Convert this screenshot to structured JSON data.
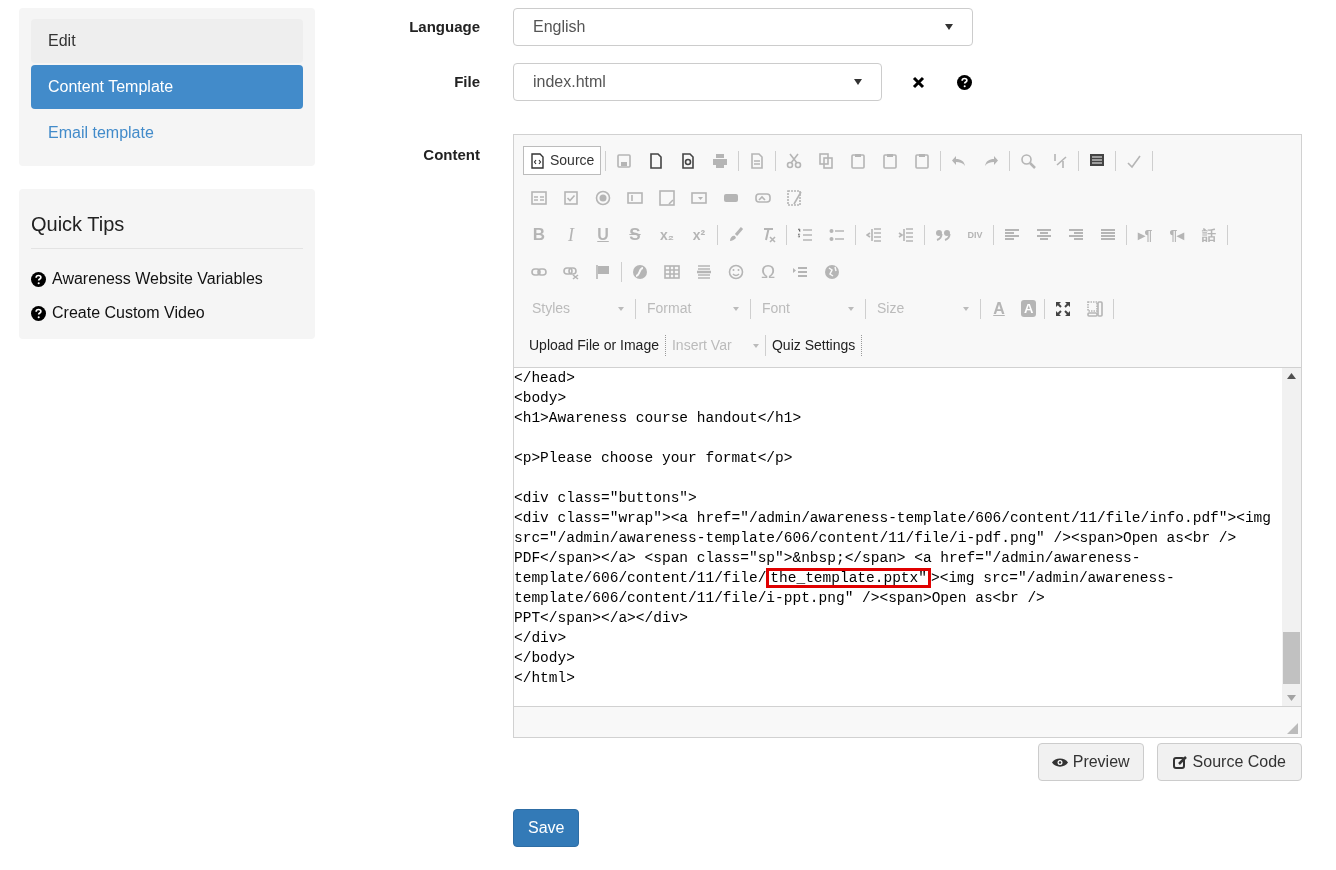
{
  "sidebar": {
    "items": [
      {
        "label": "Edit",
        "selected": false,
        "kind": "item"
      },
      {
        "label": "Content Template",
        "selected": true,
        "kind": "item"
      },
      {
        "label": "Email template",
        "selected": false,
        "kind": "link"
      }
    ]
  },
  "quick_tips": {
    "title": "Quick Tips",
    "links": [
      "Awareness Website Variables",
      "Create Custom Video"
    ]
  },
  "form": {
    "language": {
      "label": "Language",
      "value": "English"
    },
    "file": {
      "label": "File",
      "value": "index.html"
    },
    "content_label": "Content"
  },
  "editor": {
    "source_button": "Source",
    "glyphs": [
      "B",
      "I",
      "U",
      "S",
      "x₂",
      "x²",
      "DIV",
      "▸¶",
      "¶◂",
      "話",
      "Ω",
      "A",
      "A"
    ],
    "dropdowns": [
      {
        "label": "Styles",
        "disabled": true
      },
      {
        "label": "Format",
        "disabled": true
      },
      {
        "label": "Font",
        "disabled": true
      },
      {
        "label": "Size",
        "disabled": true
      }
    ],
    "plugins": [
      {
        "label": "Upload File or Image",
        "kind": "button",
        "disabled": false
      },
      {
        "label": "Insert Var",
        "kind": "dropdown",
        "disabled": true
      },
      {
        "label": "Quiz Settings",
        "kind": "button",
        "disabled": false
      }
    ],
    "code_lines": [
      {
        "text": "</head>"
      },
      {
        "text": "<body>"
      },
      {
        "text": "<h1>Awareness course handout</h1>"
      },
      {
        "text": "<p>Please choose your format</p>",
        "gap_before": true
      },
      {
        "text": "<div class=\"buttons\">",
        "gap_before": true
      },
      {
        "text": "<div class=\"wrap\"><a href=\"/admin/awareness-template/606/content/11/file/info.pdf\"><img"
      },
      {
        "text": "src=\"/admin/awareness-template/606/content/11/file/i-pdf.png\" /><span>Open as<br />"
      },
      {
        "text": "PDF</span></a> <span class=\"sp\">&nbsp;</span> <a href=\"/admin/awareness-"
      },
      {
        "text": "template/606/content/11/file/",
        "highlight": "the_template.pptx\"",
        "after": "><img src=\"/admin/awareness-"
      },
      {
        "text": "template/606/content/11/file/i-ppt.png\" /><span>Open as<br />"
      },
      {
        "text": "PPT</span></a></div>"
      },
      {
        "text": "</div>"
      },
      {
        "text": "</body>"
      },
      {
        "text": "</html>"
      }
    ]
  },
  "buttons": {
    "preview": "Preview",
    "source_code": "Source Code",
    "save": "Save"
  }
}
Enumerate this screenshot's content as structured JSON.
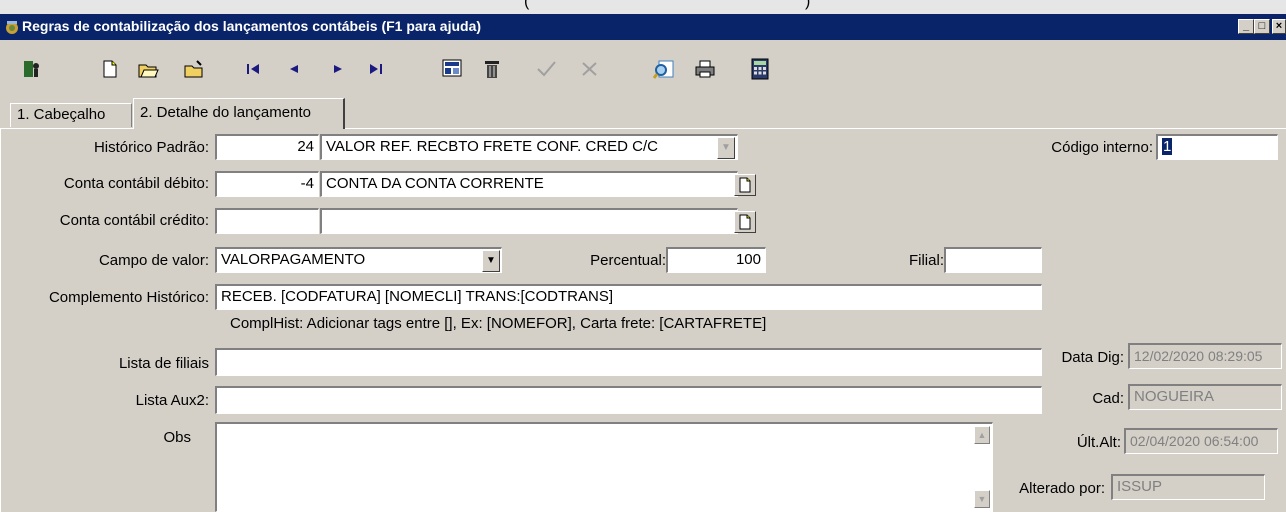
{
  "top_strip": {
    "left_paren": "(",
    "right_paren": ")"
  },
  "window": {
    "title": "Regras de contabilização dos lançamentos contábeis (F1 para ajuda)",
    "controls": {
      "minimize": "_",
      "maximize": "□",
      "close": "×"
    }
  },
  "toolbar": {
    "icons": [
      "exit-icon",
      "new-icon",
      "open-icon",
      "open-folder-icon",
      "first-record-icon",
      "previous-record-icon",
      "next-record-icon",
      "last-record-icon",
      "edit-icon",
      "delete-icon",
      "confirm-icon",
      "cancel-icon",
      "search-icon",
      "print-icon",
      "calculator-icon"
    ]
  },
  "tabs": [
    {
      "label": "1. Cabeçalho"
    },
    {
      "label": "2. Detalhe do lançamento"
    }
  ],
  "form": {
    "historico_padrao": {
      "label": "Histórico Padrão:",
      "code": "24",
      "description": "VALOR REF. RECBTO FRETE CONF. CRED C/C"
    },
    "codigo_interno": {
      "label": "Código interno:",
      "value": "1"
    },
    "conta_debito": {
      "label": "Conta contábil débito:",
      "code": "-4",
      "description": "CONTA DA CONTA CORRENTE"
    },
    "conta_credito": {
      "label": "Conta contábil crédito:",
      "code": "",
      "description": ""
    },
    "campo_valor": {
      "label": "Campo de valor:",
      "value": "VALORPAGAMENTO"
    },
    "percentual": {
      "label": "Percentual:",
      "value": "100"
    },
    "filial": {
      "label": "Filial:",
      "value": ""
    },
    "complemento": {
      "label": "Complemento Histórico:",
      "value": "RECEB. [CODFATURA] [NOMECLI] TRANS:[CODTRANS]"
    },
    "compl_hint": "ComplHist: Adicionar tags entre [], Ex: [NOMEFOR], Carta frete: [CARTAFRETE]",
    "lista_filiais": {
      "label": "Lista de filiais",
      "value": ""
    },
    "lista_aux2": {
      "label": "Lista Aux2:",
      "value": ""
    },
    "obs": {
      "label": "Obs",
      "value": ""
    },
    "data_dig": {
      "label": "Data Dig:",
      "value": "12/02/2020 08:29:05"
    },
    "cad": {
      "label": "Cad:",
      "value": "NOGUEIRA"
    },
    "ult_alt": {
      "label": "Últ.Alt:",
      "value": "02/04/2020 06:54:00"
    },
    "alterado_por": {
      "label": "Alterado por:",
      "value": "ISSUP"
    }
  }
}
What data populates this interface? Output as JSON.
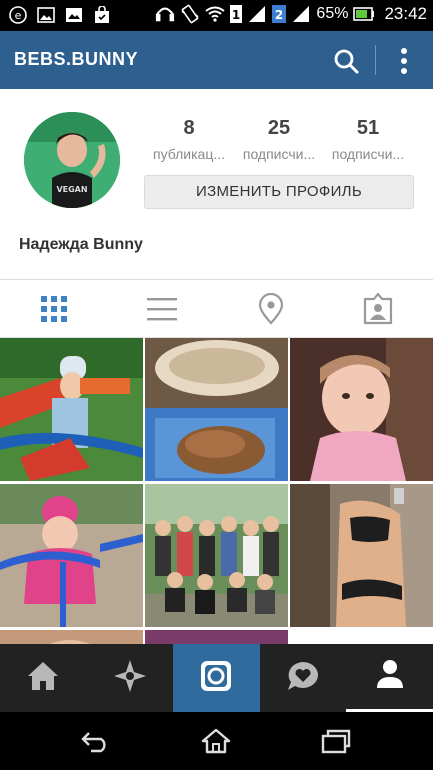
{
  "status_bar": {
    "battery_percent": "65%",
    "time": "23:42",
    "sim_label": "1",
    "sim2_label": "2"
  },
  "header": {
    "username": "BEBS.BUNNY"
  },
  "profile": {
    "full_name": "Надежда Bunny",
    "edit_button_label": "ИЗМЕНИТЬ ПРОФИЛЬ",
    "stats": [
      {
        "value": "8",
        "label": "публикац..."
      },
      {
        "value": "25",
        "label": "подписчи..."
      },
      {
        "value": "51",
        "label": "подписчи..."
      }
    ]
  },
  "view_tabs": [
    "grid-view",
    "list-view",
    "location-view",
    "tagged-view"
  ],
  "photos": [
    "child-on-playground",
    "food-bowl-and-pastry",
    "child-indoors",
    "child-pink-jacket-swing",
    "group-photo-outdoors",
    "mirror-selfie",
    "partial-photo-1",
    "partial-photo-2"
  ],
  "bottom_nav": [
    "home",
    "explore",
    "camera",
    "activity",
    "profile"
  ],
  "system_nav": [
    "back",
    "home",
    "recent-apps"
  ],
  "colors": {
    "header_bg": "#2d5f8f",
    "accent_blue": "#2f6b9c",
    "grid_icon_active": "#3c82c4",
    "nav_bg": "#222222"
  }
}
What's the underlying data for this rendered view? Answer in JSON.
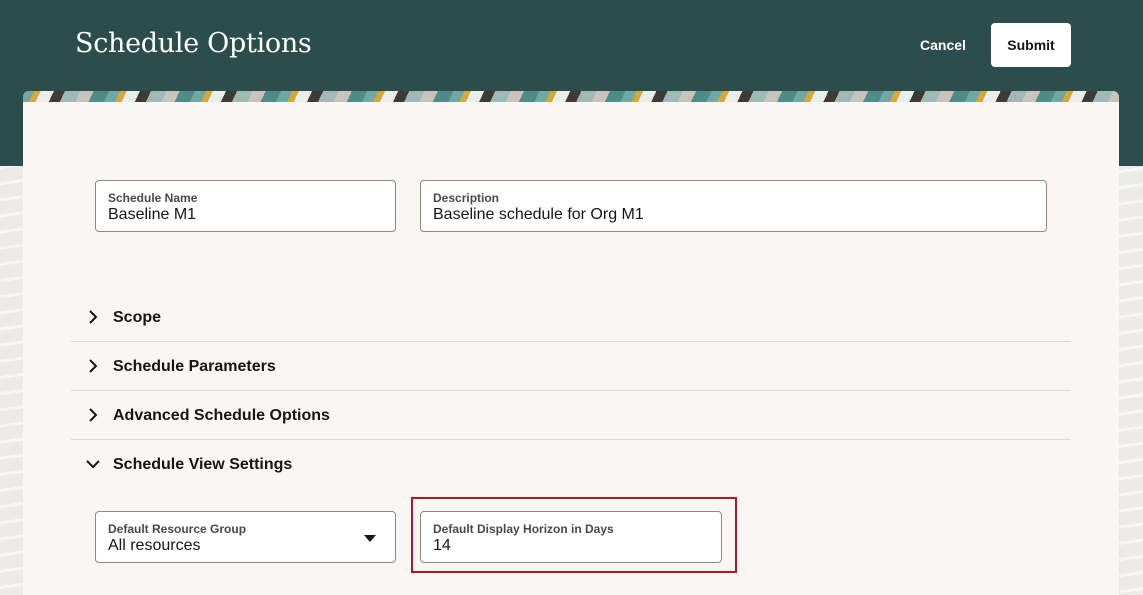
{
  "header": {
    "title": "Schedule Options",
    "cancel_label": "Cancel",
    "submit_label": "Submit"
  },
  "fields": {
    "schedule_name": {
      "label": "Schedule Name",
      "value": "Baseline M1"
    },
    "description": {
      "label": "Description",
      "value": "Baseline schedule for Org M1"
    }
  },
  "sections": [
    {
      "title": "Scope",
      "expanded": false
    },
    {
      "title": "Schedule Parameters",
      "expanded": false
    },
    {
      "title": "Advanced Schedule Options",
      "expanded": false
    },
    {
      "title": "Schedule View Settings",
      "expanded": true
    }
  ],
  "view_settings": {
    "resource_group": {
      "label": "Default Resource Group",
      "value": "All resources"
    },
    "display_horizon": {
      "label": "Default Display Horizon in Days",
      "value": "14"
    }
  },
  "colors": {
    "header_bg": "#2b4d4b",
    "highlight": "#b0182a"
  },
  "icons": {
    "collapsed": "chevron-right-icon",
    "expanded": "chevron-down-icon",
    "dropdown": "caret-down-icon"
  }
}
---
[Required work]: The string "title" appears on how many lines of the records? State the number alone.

[Solution]: 7